The directors of Lloyds Bank have recently adopted an admirable
scheme of training for the younger members of their staff. It shows such wise generosity that it deserves to be made public. The general principle is that education pays— at any rate in Lloyds Bank. The boy clerks will be permanently engaged if they continue their education. The junior clerks will rise to better positions if they show, by taking degrees or the Bankers' Institute certificates, that they are qualified for more responsible work. University graduates, even if they have had no banking experience, will be eligible for appoint- ments up to the age of twenty-three. Finally, a number of foreign scholarships are to be given every year, to members of the staff or others who show character and ability. The scholars will serve for two years with the Bank's correspondents and agents in the Dominions and in foreign countries. They will be paid their salaries, with special allowances and with scholar- ships of a hundred pounds a year, and thoy will have to make themselves proficient in foreign languages and in the methods of foreign trade and industry. There could be no furor oppor- tunity for an intelligent young banker.

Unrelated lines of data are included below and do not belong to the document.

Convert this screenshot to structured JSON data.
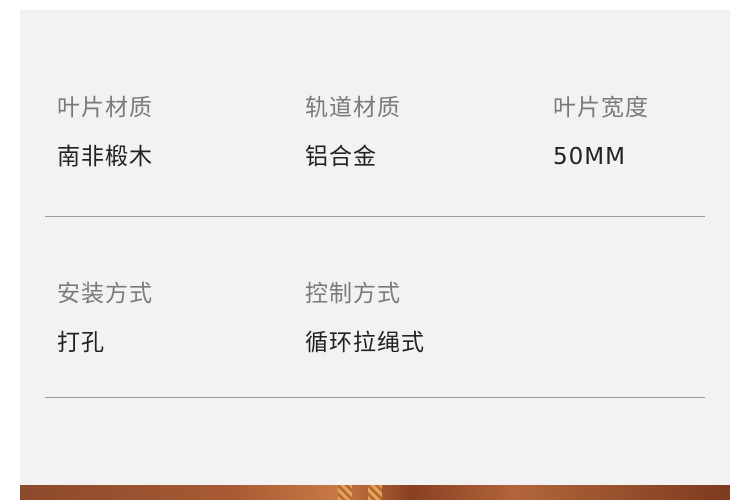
{
  "specs": {
    "blade_material": {
      "label": "叶片材质",
      "value": "南非椴木"
    },
    "track_material": {
      "label": "轨道材质",
      "value": "铝合金"
    },
    "blade_width": {
      "label": "叶片宽度",
      "value": "50MM"
    },
    "installation": {
      "label": "安装方式",
      "value": "打孔"
    },
    "control": {
      "label": "控制方式",
      "value": "循环拉绳式"
    }
  },
  "colors": {
    "panel_background": "#f2f2f2",
    "label_text": "#7a7a7a",
    "value_text": "#222222",
    "divider": "#9a9a9a"
  }
}
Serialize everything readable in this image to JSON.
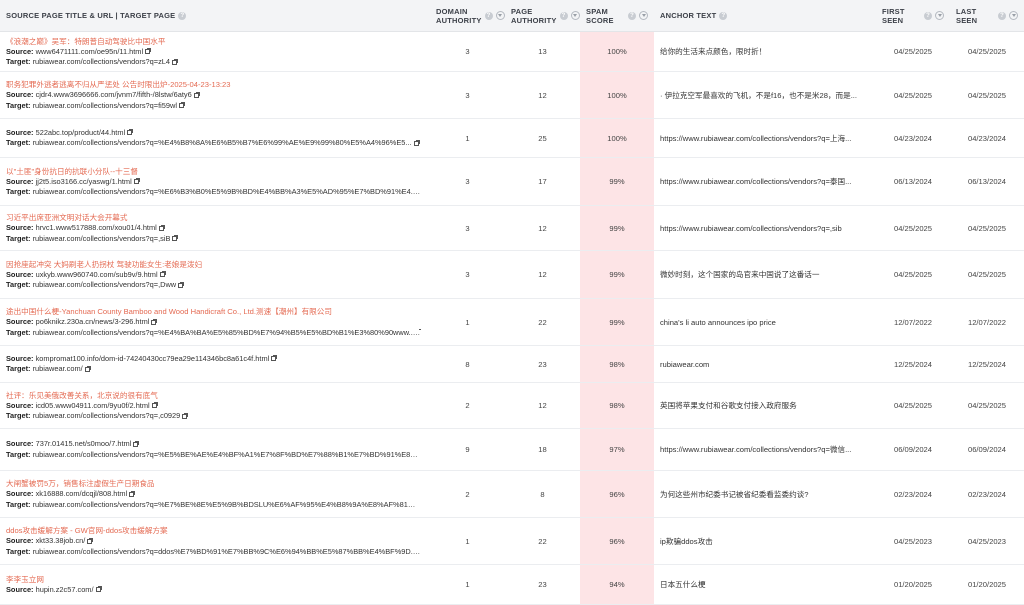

Lloyds Bank will be rewarded by securing a.staff of experts in international banking and commerce whose experience should be of incalculable value to their country.